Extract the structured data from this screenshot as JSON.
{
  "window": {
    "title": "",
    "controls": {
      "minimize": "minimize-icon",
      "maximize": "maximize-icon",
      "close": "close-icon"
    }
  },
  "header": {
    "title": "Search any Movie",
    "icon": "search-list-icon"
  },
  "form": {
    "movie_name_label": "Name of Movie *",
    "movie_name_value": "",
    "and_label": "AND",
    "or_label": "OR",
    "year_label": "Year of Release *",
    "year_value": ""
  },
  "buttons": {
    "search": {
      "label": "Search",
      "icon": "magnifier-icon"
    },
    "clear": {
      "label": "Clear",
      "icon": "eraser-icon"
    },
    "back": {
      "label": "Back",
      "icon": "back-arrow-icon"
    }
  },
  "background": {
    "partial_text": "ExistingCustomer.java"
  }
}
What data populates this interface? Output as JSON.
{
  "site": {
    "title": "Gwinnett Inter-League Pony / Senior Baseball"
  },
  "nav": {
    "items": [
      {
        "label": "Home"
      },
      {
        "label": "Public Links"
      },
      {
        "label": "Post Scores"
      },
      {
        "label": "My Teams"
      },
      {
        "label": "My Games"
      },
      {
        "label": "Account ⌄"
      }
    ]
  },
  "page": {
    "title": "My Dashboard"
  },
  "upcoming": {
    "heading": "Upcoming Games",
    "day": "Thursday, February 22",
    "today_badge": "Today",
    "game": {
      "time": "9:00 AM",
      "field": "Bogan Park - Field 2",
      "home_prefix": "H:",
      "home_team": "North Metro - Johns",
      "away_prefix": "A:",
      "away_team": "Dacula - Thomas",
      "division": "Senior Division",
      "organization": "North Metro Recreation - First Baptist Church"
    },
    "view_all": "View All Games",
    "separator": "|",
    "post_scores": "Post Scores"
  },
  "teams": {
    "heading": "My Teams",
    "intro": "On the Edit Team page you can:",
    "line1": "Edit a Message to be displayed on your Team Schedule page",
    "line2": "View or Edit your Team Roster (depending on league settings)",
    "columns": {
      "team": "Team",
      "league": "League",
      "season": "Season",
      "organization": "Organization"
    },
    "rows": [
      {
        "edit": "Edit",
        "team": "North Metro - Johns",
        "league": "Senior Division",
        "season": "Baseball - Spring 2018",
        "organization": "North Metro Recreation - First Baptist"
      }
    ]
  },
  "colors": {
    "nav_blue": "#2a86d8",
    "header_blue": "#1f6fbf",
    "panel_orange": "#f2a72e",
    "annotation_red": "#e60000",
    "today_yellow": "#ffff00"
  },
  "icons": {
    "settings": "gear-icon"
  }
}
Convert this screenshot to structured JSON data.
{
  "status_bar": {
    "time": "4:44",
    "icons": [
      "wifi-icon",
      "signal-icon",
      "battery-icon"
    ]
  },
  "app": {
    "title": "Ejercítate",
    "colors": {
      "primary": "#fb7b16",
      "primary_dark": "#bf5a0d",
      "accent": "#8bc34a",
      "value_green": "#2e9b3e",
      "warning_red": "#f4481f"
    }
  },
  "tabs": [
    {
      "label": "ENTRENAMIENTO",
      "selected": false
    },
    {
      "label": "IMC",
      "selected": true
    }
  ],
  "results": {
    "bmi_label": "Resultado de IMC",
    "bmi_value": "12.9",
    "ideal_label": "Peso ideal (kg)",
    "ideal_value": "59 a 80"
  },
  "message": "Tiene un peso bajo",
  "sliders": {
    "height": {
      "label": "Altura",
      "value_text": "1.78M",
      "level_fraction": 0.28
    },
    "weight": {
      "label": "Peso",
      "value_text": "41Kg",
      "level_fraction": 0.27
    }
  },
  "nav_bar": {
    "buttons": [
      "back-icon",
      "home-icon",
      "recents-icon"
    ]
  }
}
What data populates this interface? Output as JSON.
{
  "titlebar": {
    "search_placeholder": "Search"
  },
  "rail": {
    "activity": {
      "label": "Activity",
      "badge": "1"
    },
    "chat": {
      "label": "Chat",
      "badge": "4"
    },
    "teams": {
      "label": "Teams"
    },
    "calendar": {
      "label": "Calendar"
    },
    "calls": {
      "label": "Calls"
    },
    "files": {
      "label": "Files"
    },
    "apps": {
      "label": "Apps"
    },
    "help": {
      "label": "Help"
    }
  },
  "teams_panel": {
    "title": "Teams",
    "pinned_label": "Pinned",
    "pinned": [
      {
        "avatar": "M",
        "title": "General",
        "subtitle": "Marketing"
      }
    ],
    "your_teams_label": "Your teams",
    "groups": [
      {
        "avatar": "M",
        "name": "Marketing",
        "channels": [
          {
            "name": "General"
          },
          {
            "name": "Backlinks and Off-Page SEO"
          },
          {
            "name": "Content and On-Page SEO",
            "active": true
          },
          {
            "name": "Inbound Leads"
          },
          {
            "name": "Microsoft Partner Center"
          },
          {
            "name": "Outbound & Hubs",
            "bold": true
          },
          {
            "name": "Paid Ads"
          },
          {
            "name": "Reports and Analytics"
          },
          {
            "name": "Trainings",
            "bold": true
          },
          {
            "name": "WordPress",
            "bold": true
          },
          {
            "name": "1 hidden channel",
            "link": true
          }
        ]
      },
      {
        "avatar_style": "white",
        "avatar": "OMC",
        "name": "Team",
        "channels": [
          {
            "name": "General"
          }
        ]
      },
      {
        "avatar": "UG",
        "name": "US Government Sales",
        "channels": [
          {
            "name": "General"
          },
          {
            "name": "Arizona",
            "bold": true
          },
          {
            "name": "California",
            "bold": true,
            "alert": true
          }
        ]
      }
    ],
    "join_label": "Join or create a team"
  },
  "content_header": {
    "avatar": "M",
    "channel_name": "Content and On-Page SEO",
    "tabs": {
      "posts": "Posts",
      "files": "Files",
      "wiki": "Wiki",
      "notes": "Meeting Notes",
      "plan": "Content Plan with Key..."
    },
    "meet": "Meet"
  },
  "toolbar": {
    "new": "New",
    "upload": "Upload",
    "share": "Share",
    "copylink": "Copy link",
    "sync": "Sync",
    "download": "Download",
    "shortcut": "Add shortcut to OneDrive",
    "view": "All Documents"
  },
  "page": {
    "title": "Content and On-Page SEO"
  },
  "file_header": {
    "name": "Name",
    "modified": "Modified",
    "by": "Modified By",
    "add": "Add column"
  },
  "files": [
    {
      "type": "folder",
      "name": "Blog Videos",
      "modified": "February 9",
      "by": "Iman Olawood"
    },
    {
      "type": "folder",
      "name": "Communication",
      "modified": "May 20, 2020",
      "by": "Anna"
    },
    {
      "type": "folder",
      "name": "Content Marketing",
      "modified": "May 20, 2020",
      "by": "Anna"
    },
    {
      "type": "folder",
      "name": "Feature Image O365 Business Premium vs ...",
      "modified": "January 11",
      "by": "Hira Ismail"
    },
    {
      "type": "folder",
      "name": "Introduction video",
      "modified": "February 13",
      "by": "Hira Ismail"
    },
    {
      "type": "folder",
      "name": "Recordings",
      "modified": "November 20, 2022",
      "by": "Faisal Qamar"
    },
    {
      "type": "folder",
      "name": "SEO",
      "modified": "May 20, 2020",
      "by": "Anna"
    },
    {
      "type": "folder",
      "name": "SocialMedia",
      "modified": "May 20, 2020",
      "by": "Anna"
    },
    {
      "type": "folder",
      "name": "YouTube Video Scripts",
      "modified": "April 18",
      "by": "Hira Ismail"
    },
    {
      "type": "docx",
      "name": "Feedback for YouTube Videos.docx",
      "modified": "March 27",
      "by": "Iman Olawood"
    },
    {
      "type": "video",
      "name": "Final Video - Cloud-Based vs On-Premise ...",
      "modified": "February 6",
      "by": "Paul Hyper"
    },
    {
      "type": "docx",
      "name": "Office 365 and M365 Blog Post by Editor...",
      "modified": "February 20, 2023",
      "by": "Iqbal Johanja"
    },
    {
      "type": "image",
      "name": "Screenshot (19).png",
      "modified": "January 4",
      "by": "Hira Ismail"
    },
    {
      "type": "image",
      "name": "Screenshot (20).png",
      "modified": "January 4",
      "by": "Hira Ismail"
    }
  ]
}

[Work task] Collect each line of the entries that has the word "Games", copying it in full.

[Exercise output]
        "label": "My Games"
    "heading": "Upcoming Games",
    "view_all": "View All Games",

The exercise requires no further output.